Sensory and developmental neuroscience

Our multidisciplinary and innovative approach to neuroscience research allows us to explore how sensory inputs are detected and processed by the nervous system in health and disease.

Transverse section of a spinal cord

The sensory systems in the human body allow us to experience the world around us through light, sound, touch, smell and taste. The human brain enables us to perceive and understand our own bodies and the environment.

At the Neuroscience Institute, we use a multidisciplinary research approach to study how sensory systems and brain-integrating systems develop, and how sensory inputs are detected and processed by the nervous system in health and disease.

We have experienced researchers working on hearing, balance, vision, olfaction, brain-integrating systems and pain. Our teams bring together expertise in electrophysiology, imaging and computing, combined with sophisticated in vivo models and analysis of human tissues. We have started to bridge the gaps between molecular biology, developmental neurobiology, systems physiology, and behaviour. These advances have important applications to health, particularly for the many people affected by developmental and sensory disorders including nerve injury, hearing loss, chronic pain and autism.

We are also investigating the mechanisms leading to age-related deterioration of sensory function and how this can be prevented.

Cilia in the zebrafish ear

Hearing and balance

We study development, function and ageing of the vertebrate auditory and vestibular systems. This research involves analysis at multiple levels, ranging from single genes to cells, organ systems and in vivo models.

Our current research shows how electrophysiological activity during development shapes the differentiation of mammalian hair cells and reveals subtle interactions in the development of the mechano-electrical transduction machinery and of the ribbon synapses that relay information to the nervous system. This is associated with the exquisite mechanisms for tuning in hair cells and their afferent neurons along the ionotopic gradient.

We are exploring the application of cell therapies to repair nerve damage to the inner ear and the study of genetic models of human deafness and balance in mice and zebrafish. Innovative light microscope techniques are also being used to reveal detailed images of the inner ear sensory structures.

Hearing Research Group at the University of Sheffield

Cross section of the retina of a zebrafish


We work with fruit fly and zebrafish visual systems, utilising genetic tools, optical imaging, electrophysiology and computational modelling to study visual information processing from photoreceptors to neural networks and animal behaviour. We are interested in how visual systems maximise information encoding and transfer, how top-down processes influence visual processing, and how the brain detects useful visual features in order to recognise objects in the environment and guide behaviour appropriately.

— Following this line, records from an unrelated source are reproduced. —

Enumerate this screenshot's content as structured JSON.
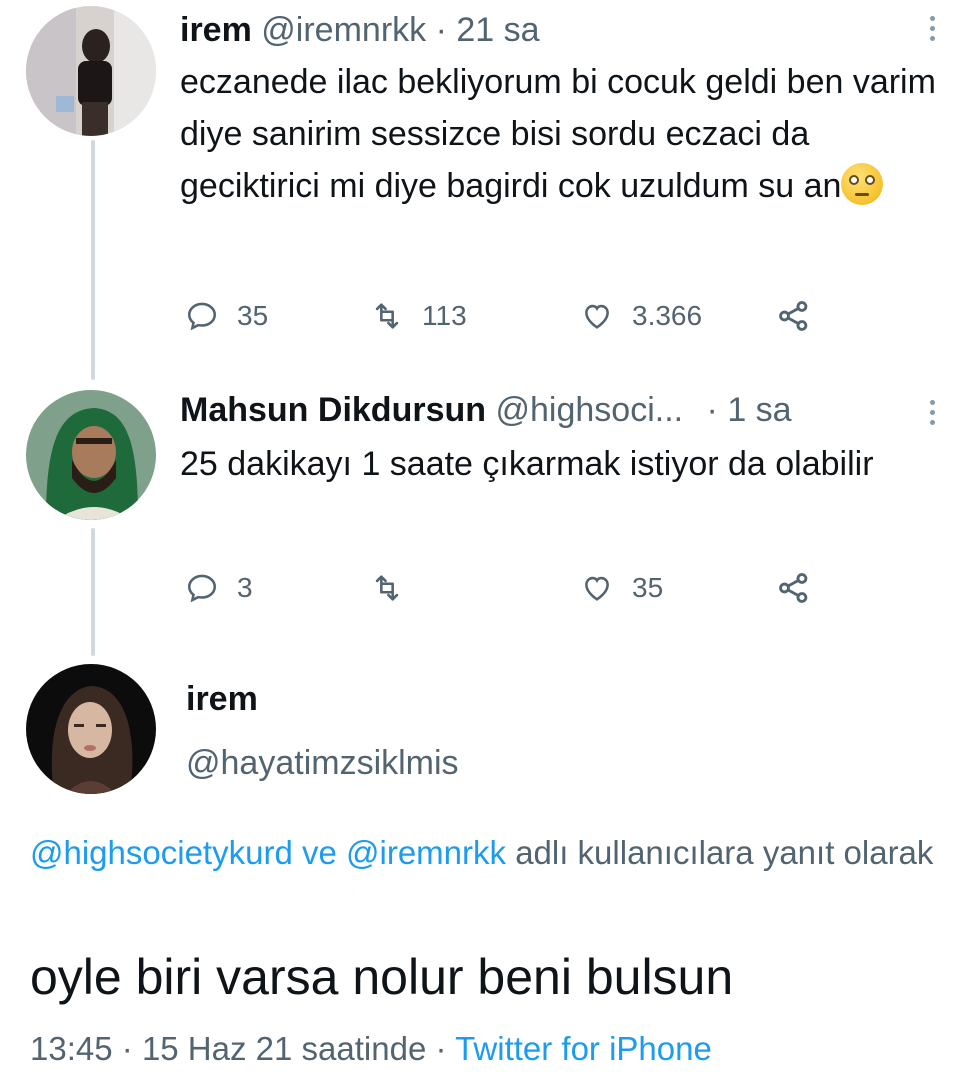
{
  "tweet1": {
    "name": "irem",
    "handle": "@iremnrkk",
    "separator": "·",
    "time": "21 sa",
    "text": "eczanede ilac bekliyorum bi cocuk geldi ben varim diye sanirim sessizce bisi sordu eczaci da geciktirici mi diye bagirdi cok uzuldum su an",
    "emoji": "face-with-rolling-eyes",
    "replies": "35",
    "retweets": "113",
    "likes": "3.366"
  },
  "tweet2": {
    "name": "Mahsun Dikdursun",
    "handle": "@highsoci...",
    "separator": "·",
    "time": "1 sa",
    "text": "25 dakikayı 1 saate çıkarmak istiyor da olabilir",
    "replies": "3",
    "retweets": "",
    "likes": "35"
  },
  "main_tweet": {
    "name": "irem",
    "handle": "@hayatimzsiklmis",
    "reply_mention_1": "@highsocietykurd",
    "reply_connector": "ve",
    "reply_mention_2": "@iremnrkk",
    "reply_suffix": "adlı kullanıcılara yanıt olarak",
    "text": "oyle biri varsa nolur beni bulsun",
    "time": "13:45",
    "separator_1": "·",
    "date": "15 Haz 21 saatinde",
    "separator_2": "·",
    "source": "Twitter for iPhone"
  },
  "colors": {
    "link": "#1d9bf0",
    "muted": "#536471",
    "thread_line": "#cfd9de"
  }
}
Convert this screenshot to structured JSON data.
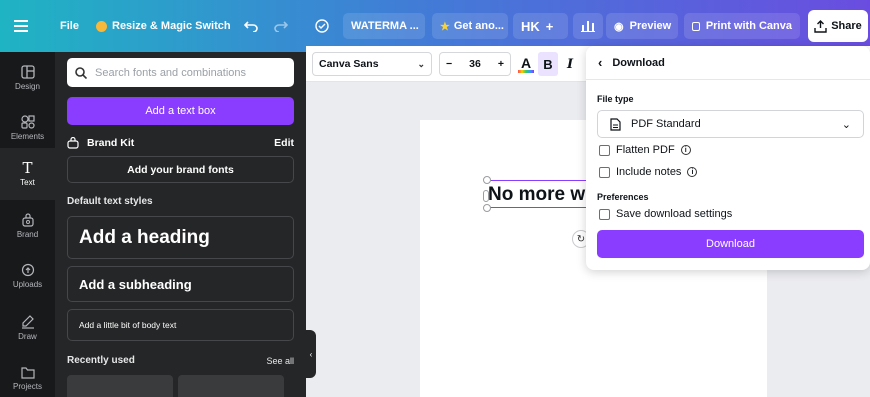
{
  "topbar": {
    "menu_icon": "hamburger-icon",
    "file_label": "File",
    "resize_label": "Resize & Magic Switch",
    "doc_title": "WATERMA ...",
    "get_another_label": "Get ano...",
    "avatar_initials": "HK",
    "preview_label": "Preview",
    "print_label": "Print with Canva",
    "share_label": "Share"
  },
  "rail": {
    "items": [
      {
        "label": "Design",
        "icon": "layout-icon"
      },
      {
        "label": "Elements",
        "icon": "shapes-icon"
      },
      {
        "label": "Text",
        "icon": "text-icon"
      },
      {
        "label": "Brand",
        "icon": "brand-icon"
      },
      {
        "label": "Uploads",
        "icon": "cloud-upload-icon"
      },
      {
        "label": "Draw",
        "icon": "pen-icon"
      },
      {
        "label": "Projects",
        "icon": "folder-icon"
      }
    ]
  },
  "panel": {
    "search_placeholder": "Search fonts and combinations",
    "add_text_box": "Add a text box",
    "brand_kit_label": "Brand Kit",
    "brand_kit_edit": "Edit",
    "add_brand_fonts": "Add your brand fonts",
    "default_styles_label": "Default text styles",
    "heading": "Add a heading",
    "subheading": "Add a subheading",
    "body": "Add a little bit of body text",
    "recently_used": "Recently used",
    "see_all": "See all"
  },
  "toolbar": {
    "font_name": "Canva Sans",
    "font_size": "36",
    "minus": "−",
    "plus": "+",
    "text_color_letter": "A",
    "bold": "B",
    "italic": "I"
  },
  "canvas": {
    "heading_text": "No more w"
  },
  "download": {
    "title": "Download",
    "file_type_label": "File type",
    "file_type_value": "PDF Standard",
    "flatten_pdf": "Flatten PDF",
    "include_notes": "Include notes",
    "preferences_label": "Preferences",
    "save_settings": "Save download settings",
    "download_button": "Download"
  },
  "colors": {
    "accent": "#8b3dff",
    "panel_bg": "#252627",
    "rail_bg": "#18191b"
  }
}
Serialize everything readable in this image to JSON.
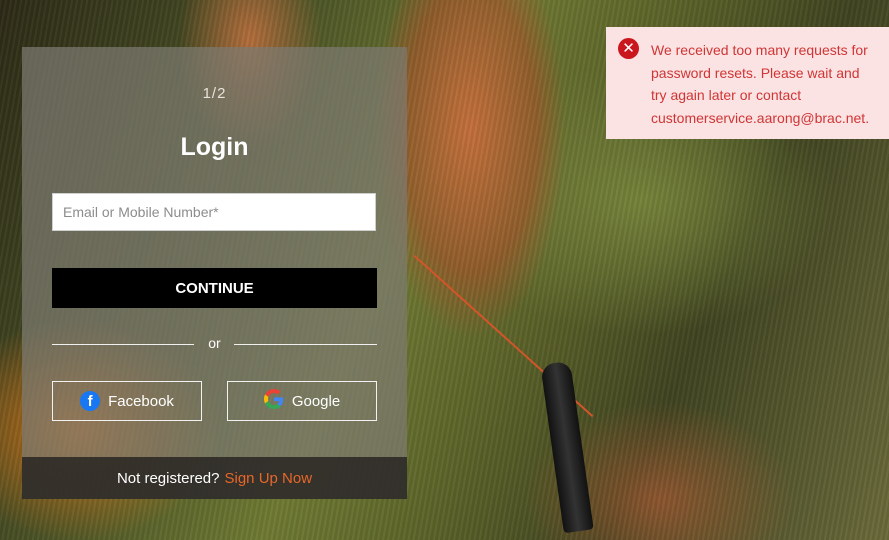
{
  "login": {
    "step": "1/2",
    "title": "Login",
    "email_placeholder": "Email or Mobile Number*",
    "email_value": "",
    "continue_label": "CONTINUE",
    "divider_text": "or",
    "facebook_label": "Facebook",
    "google_label": "Google",
    "footer_question": "Not registered?",
    "signup_label": "Sign Up Now"
  },
  "toast": {
    "message": "We received too many requests for password resets. Please wait and try again later or contact customerservice.aarong@brac.net.",
    "icon": "error-x-icon"
  },
  "colors": {
    "signup_link": "#e8662a",
    "toast_bg": "#fbe3e3",
    "toast_text": "#d03535",
    "continue_bg": "#000000",
    "facebook_blue": "#1877f2"
  },
  "icons": {
    "facebook": "facebook-icon",
    "google": "google-icon"
  }
}
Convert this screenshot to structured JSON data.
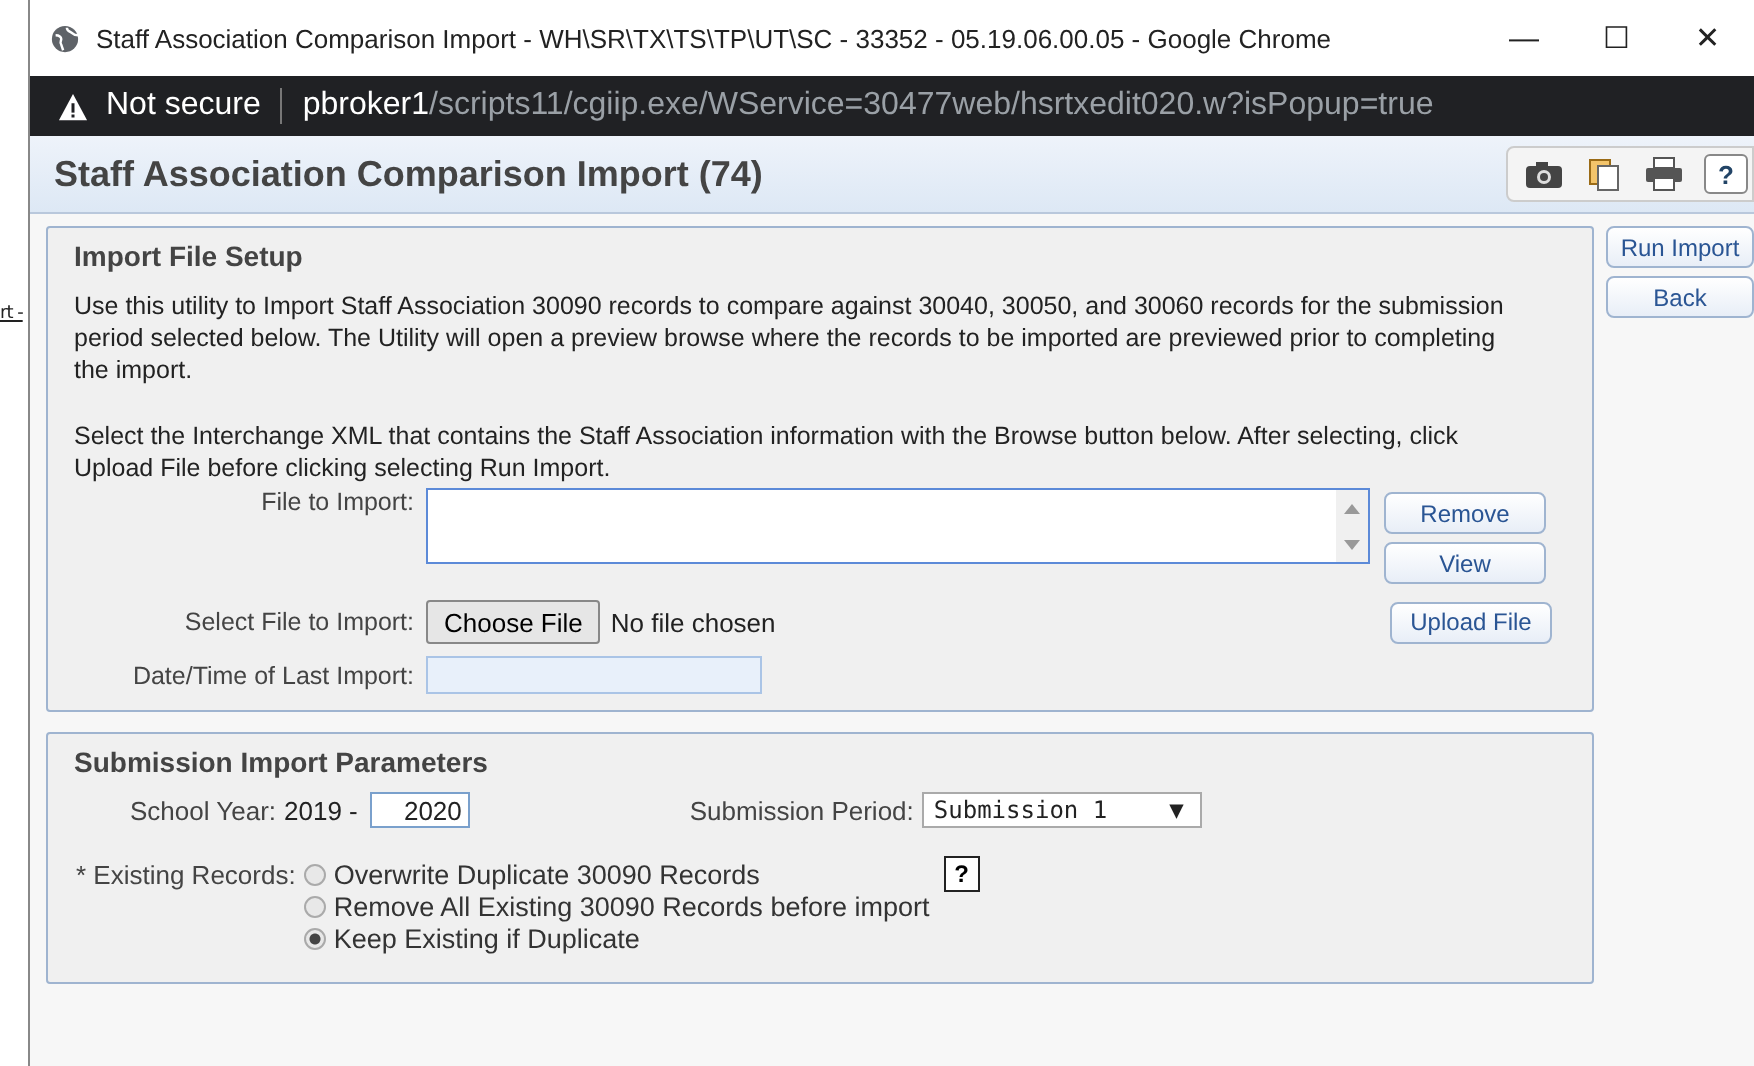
{
  "background_page": {
    "link_text": "rt -"
  },
  "window": {
    "title": "Staff Association Comparison Import - WH\\SR\\TX\\TS\\TP\\UT\\SC - 33352 - 05.19.06.00.05 - Google Chrome",
    "controls": [
      "—",
      "☐",
      "✕"
    ]
  },
  "address_bar": {
    "security": "Not secure",
    "host": "pbroker1",
    "path": "/scripts11/cgiip.exe/WService=30477web/hsrtxedit020.w?isPopup=true"
  },
  "page": {
    "title": "Staff Association Comparison Import (74)",
    "toolbar": [
      {
        "kind": "camera"
      },
      {
        "kind": "copy"
      },
      {
        "kind": "print"
      },
      {
        "kind": "help",
        "label": "?"
      }
    ]
  },
  "side_buttons": [
    "Run Import",
    "Back"
  ],
  "import_setup": {
    "heading": "Import File Setup",
    "description": "Use this utility to Import Staff Association 30090 records to compare against 30040, 30050, and 30060 records for the submission period selected below. The Utility will open a preview browse where the records to be imported are previewed prior to completing the import.",
    "instructions": "Select the Interchange XML that contains the Staff Association information with the Browse button below. After selecting, click Upload File before clicking selecting Run Import.",
    "file_label": "File to Import:",
    "file_buttons": [
      "Remove",
      "View"
    ],
    "select_label": "Select File to Import:",
    "choose_button": "Choose File",
    "no_file": "No file chosen",
    "upload_button": "Upload File",
    "last_import_label": "Date/Time of Last Import:"
  },
  "parameters": {
    "heading": "Submission Import Parameters",
    "year_label": "School Year:",
    "year_start": "2019 -",
    "year_end": "2020",
    "period_label": "Submission Period:",
    "period_value": "Submission 1",
    "period_caret": "▼",
    "existing_label": "* Existing Records:",
    "help": "?",
    "options": [
      {
        "label": "Overwrite Duplicate 30090 Records",
        "selected": false
      },
      {
        "label": "Remove All Existing 30090 Records before import",
        "selected": false
      },
      {
        "label": "Keep Existing if Duplicate",
        "selected": true
      }
    ]
  }
}
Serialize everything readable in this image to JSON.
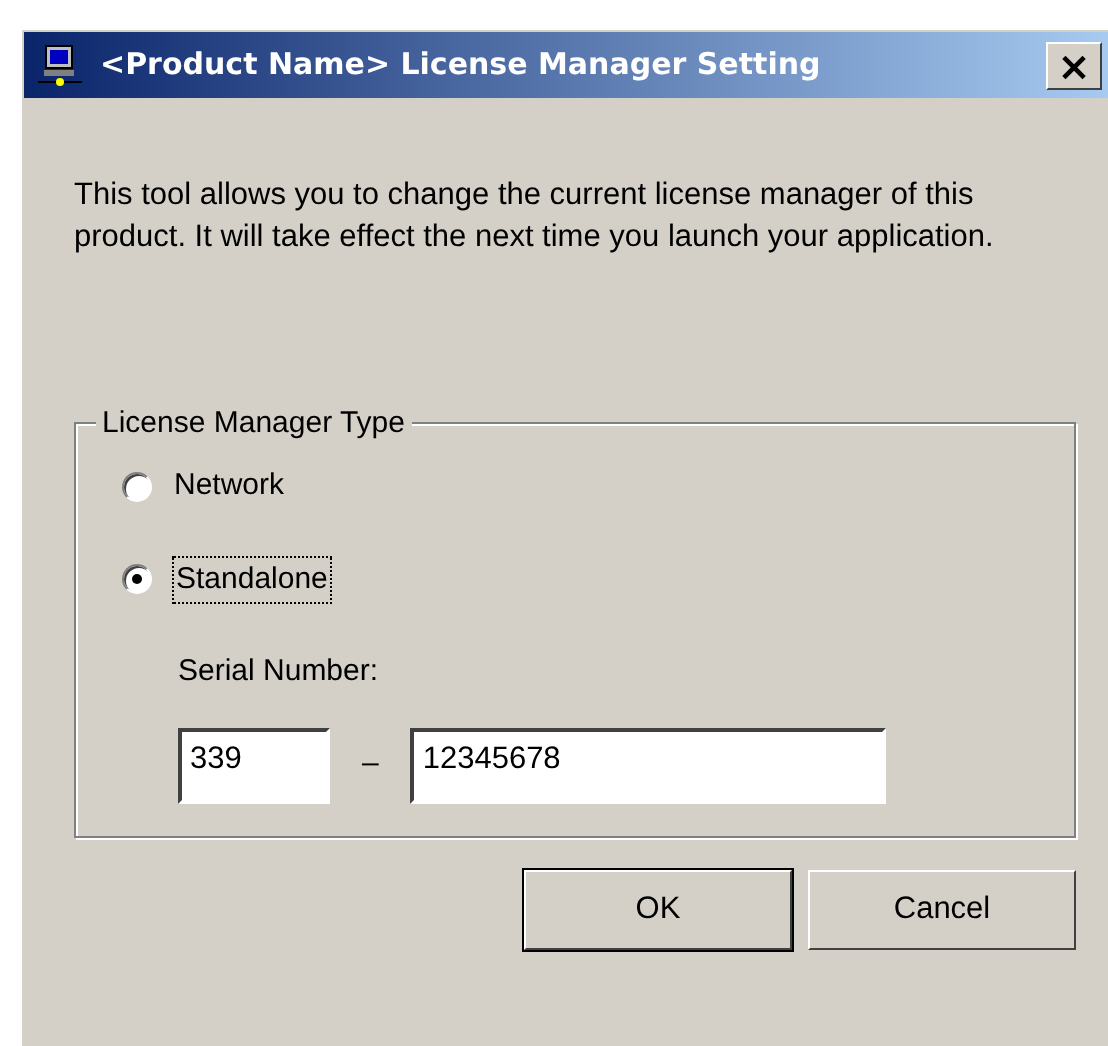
{
  "window": {
    "title": "<Product Name> License Manager Setting",
    "close": "×"
  },
  "description": "This tool allows you to change the current license manager of this product.  It will take effect the next time you launch your application.",
  "group": {
    "legend": "License Manager Type",
    "options": [
      {
        "label": "Network",
        "selected": false,
        "focused": false
      },
      {
        "label": "Standalone",
        "selected": true,
        "focused": true
      }
    ],
    "serial": {
      "label": "Serial Number:",
      "prefix": "339",
      "separator": "–",
      "number": "12345678"
    }
  },
  "buttons": [
    {
      "label": "OK",
      "default": true
    },
    {
      "label": "Cancel",
      "default": false
    }
  ]
}
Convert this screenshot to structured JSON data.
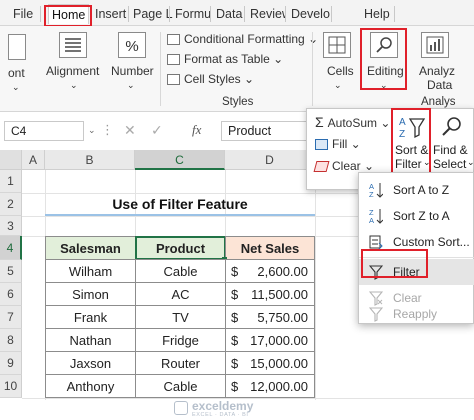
{
  "ribbon_tabs": [
    "File",
    "Home",
    "Insert",
    "Page L",
    "Formu",
    "Data",
    "Review",
    "Develo",
    "Help"
  ],
  "ribbon": {
    "font_label": "ont",
    "alignment_label": "Alignment",
    "number_label": "Number",
    "conditional_formatting": "Conditional Formatting",
    "format_as_table": "Format as Table",
    "cell_styles": "Cell Styles",
    "styles_group_label": "Styles",
    "cells_label": "Cells",
    "editing_label": "Editing",
    "analyze_label_1": "Analyz",
    "analyze_label_2": "Data",
    "analysis_group_label": "Analys"
  },
  "editing_panel": {
    "autosum": "AutoSum",
    "fill": "Fill",
    "clear": "Clear",
    "sort_filter_1": "Sort &",
    "sort_filter_2": "Filter",
    "find_select_1": "Find &",
    "find_select_2": "Select"
  },
  "sort_filter_menu": {
    "sort_az": "Sort A to Z",
    "sort_za": "Sort Z to A",
    "custom_sort": "Custom Sort...",
    "filter": "Filter",
    "clear": "Clear",
    "reapply": "Reapply"
  },
  "formula_bar": {
    "cell_ref": "C4",
    "fx": "fx",
    "content": "Product"
  },
  "sheet": {
    "columns": [
      "A",
      "B",
      "C",
      "D"
    ],
    "rows": [
      "1",
      "2",
      "3",
      "4",
      "5",
      "6",
      "7",
      "8",
      "9",
      "10"
    ],
    "title": "Use of Filter Feature",
    "headers": [
      "Salesman",
      "Product",
      "Net Sales"
    ],
    "data": [
      {
        "salesman": "Wilham",
        "product": "Cable",
        "currency": "$",
        "sales": "2,600.00"
      },
      {
        "salesman": "Simon",
        "product": "AC",
        "currency": "$",
        "sales": "11,500.00"
      },
      {
        "salesman": "Frank",
        "product": "TV",
        "currency": "$",
        "sales": "5,750.00"
      },
      {
        "salesman": "Nathan",
        "product": "Fridge",
        "currency": "$",
        "sales": "17,000.00"
      },
      {
        "salesman": "Jaxson",
        "product": "Router",
        "currency": "$",
        "sales": "15,000.00"
      },
      {
        "salesman": "Anthony",
        "product": "Cable",
        "currency": "$",
        "sales": "12,000.00"
      }
    ]
  },
  "watermark": {
    "name": "exceldemy",
    "tagline": "EXCEL · DATA · BI"
  },
  "colors": {
    "highlight_red": "#e0202a",
    "salesman_header_bg": "#e2efda",
    "product_header_bg": "#e2efda",
    "netsales_header_bg": "#fce4d6",
    "title_underline": "#9bc2e6",
    "excel_green": "#217346"
  }
}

We use multiphoton imaging, electrophysiology and behaviour to study the sense of smell (olfaction) in fruit flies, a genetically tractable model organism whose olfactory system is remarkably similar to our own. We are interested in how information about odours in the environment is encoded in the brain and how olfactory circuits wire themselves up to enable these coding strategies. Our current research shows how an animal’s ability to form odour-specific associative memories depends on the particular ways in which sensory information is encoded in central brain circuits.

Brain-integrating systems

Brain-integrating systems

We work with sophisticated in vivo models to understand the development of the brain, including the hypothalamus and the cerebellum. These regions let us sense and respond to our own bodies and the environment. The hypothalamus is key to the body’s wellbeing, acting as the master controller of homeostasis.

Our current research provides understanding of homeostasis in health as well as in wide-ranging disorders, including autism, anxiety and addiction, and in ageing. Developmental neuroscientists work closely with developmental biologists in the Bateson Centre and the School of Biosciences



Chronic pain is a debilitating experience, affecting patients across all clinical disciplines. It often results in serious co-morbidities and psychological disorders such as anxiety and depression.

Chronic pain is a major public health issue, impacting on health, quality of life, employment and the wider economy. However, its pathogenesis is still poorly understood, which limits treatment options.

We aim to understand the mechanisms of chronic pain and improve its treatment. We have an interdisciplinary team of scientists and clinicians – with extensive expertise in molecular biology, in vitro and in vivo modelling, treatment of patients with pain and access to a unique archive of patient tissue samples.

We collaborate with researchers who have expertise in pre-clinical and human imaging, mass spectrometry, proteomics and biomaterials. Our combined expertise enables us to develop an improved translational strategy to further the understanding of chronic pain and develop novel therapies.

Research expertise and principal research areas:

  • Mechanisms of neuropathic and inflammatory pain
  • Pain from bladder and bowel
  • Cancer-induced bone pain
  • Mechanisms of orofacial pain
  • Molecular mechanisms of sensory neuron dysfunction in pain
  • Pre-clinical evaluation of migraine
  • Psychological, social and gender differences in pain perception
  • Botulinum proteins for long-lasting alleviation of pain
  • Nerve repair and regeneration